Psychology and Fiction
The theory involving the use of psychology within literary criticism is made clear within Bernard Paris's essay The Uses of Psychology. He points out that the best way to use this type of criticism is to investigate the minds of both the author and the main character. I agree with Paris's notion that regardless of the plot of a novel, through psychology we are awarded a definitive view of the world or of an experience simply by the interpretation of what the author does within the text. Paris suggest that authors and psychologists are often educated in many of the same fields and thus, have a profound connection within each others works. My feelng is that a work may not necessarily represent an author's precise feelings, ecspecially in terms of a piece of fiction, however, through psychological criticism we can understand more fully certain aspects of an author and can therefore better grasp the work itself. As Paris concludes: "Fiction lets us know what it is like to be a certain kind of person with a certain kind of destiny."
March 5, 2009
Freedom & Fate
Theresa Sears's essay Freedom Isn't Free: Free Will in La vida es sueno delves into the central theme of Free Will encompassing Calderon's play. This essay questions the difference between Free Will and Freedom, stating that judgement is the deciding factor. Free Will is a concept as old as the bible and is thus represented in many works coming from Christian based nations. Judgement is also an age-old phenomenon and as Sears states:
"Judgment implies knowledge, especially knowledge of right and wrong, which in turns implies a hierarchy of values and powers within which the determination of right and wrong is made."
If this is true then it would seem that human invention of right and wrong is the foundation for judgement since it is people who define law and order. Judgement it seems, for Segismundo as for all humanity, is a necessary, yet altogether dangerous practice which can never really be justified by all succinctly--in that respect, perhaps it is of divine origin.
Thoughts on "The Yellow Wallpaper"

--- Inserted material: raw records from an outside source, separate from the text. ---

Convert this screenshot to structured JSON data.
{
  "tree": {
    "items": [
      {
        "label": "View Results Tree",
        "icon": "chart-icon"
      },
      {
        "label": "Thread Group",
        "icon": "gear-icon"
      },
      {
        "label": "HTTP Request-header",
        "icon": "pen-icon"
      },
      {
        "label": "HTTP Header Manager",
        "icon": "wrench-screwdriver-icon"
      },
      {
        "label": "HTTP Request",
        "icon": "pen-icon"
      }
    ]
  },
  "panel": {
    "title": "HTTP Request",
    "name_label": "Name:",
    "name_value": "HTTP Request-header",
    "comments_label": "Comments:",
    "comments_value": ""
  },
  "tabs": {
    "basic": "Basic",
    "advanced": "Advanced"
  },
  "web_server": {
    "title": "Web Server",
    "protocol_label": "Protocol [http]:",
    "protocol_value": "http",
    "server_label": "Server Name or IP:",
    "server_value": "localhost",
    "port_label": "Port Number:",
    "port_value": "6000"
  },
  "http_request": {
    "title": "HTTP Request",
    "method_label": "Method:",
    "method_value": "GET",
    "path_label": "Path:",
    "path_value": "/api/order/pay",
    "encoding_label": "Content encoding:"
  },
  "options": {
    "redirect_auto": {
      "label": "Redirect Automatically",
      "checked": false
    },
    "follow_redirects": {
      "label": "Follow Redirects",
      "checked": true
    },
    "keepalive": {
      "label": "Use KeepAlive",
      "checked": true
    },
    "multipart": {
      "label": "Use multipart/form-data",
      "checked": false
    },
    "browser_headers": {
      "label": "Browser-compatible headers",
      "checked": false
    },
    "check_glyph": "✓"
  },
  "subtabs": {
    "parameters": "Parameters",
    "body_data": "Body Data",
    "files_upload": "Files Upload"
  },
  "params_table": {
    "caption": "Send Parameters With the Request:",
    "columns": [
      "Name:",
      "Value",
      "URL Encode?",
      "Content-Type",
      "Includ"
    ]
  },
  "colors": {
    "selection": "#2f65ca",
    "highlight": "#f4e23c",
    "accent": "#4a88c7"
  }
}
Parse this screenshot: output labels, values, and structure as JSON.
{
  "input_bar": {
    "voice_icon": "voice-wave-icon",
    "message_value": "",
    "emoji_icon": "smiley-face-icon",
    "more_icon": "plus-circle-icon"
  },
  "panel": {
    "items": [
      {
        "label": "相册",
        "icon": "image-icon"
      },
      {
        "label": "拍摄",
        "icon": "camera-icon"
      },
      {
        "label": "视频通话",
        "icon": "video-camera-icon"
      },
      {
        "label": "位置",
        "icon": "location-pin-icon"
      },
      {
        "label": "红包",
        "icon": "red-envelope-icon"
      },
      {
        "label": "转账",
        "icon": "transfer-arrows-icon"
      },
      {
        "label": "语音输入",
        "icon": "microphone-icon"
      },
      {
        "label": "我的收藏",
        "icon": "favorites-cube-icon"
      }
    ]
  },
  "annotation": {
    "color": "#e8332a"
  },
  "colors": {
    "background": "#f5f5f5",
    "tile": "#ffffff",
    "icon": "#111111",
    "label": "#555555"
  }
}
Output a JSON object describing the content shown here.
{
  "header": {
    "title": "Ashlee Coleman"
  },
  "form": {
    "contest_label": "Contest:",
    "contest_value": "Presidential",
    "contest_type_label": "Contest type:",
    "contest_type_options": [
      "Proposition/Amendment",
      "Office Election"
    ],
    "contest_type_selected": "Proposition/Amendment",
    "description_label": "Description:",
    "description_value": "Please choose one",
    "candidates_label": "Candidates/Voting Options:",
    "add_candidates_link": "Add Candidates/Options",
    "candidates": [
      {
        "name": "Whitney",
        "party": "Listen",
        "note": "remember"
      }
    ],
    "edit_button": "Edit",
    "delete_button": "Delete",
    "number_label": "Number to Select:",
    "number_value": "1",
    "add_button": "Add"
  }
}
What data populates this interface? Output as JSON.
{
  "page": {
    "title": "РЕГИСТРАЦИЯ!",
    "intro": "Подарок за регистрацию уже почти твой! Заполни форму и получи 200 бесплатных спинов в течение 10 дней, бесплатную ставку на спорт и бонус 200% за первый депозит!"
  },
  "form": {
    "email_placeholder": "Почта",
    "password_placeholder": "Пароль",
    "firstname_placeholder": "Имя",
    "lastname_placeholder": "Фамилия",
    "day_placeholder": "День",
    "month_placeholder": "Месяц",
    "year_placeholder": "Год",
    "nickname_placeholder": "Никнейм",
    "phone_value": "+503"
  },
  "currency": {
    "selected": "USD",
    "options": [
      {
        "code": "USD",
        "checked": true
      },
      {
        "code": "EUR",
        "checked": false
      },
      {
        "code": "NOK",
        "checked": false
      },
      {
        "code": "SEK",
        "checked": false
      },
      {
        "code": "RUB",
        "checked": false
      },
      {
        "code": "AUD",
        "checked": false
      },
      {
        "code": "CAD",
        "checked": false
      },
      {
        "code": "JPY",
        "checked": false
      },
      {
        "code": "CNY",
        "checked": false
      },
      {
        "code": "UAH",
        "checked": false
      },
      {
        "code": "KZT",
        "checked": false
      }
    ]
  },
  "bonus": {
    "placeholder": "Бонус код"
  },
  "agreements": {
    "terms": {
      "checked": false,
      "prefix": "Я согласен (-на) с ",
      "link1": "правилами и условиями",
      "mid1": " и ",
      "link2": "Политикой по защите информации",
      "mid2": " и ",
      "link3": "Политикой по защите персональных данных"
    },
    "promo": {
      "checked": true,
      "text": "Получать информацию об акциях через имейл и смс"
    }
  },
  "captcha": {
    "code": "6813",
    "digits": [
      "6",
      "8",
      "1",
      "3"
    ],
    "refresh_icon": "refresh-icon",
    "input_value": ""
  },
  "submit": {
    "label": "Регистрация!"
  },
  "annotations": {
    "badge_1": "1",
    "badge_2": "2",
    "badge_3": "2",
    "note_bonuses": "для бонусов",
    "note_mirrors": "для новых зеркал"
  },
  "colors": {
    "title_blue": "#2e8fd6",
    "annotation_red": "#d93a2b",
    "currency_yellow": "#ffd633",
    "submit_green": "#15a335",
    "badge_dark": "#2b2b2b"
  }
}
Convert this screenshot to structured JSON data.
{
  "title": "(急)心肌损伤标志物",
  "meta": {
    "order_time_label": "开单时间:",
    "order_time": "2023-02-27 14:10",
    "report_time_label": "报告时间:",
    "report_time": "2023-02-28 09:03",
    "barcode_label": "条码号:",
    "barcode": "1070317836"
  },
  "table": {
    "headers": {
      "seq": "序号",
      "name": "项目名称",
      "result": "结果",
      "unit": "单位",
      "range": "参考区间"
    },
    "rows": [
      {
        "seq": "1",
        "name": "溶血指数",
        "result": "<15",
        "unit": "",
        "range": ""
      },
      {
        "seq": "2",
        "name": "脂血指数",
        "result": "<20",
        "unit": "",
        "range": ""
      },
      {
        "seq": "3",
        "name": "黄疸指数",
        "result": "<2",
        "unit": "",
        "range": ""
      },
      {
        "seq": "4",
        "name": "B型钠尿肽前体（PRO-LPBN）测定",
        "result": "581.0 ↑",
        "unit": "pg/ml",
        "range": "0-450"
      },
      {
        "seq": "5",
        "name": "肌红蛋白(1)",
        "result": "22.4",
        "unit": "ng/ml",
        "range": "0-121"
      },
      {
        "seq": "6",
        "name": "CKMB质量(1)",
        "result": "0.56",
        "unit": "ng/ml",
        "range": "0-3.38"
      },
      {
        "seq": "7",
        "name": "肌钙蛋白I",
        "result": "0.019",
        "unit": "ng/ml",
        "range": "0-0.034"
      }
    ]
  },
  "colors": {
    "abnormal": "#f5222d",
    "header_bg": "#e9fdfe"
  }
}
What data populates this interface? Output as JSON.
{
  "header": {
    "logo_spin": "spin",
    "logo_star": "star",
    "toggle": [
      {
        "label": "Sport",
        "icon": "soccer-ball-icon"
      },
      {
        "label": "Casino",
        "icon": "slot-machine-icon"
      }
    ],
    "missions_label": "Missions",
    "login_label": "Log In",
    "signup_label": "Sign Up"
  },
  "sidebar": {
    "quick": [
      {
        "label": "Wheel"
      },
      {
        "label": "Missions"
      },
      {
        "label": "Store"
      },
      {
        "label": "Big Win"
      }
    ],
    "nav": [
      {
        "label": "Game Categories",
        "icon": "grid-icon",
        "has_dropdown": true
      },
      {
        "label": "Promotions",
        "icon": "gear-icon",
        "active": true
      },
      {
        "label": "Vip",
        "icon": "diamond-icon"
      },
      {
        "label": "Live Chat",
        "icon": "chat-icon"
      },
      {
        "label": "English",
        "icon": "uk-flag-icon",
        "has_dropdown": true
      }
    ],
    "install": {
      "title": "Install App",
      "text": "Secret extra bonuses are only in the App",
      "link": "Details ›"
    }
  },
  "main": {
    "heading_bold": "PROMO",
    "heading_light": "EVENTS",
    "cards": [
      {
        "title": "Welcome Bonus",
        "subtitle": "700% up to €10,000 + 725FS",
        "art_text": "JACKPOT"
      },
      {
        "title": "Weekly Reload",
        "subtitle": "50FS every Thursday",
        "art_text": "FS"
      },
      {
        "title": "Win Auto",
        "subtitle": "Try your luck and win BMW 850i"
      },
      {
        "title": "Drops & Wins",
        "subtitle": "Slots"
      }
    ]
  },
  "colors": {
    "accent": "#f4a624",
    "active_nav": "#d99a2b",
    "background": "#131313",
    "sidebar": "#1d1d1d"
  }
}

Gilbert and Gubar's essay on The Yellow Wallpaper goes on in great detail about the status of female authors prior to the 20th century. The essay mentions many works from these bygone eras, however, from a contemporary or post-modern perspective, it is all really been heard before...many times over. The plight of pre-20th century women in terms of familial heirarchy and whatever other power structure has been well documented, not to mention, remedied. The redundancy of this topic made it all the more difficult to get anything overtly interesting from this essay, however I felt that Gilbert and Gubar's mention of symbolic confinement was something worth studying further--albeit without drifting too far into a feminist diatribe.
March 2, 2009
From the earliest chapters of The Grapes of Wrath I saw the socialist ideology emerging from the words of Steinbeck. Steinbeck writes: "If this tractor were ours it would be good--not mine, but ours. If our tractor turned the long furrows of our land, it would be good. Not my land, but ours"(151). Shortly thereafter: "Here is the node, you who hate and fear revolution"(151). Tom Joad's transformation from a law breaking convict into agragarian revolutionary willing to risk all for the good of all seemed rather shallow to me. The era of the great depression and those who struggled through the sad experience of the dust bowl affected not only those who made their living in the American Mid-West, but all over the country. It is of no suprise that Steinbeck used this communist ideology within his novel. During his lifetime he saw Socialist/Marxist regimes spreading all over Europe and Asia spreading the idea of agricultural reform--among others. Tom Joad is presented as something of a hero to the poor, however he has achieved this status by breaking parole and committing murder...again. At the end of the novel we see that the Joad family has fallen apart. To offset the failed ideology of the Joads, of Communists, Steinbeck offers a plethora of biblical symbolism to give some semblence of hope to an utterly hopeless and mis-directed group of people.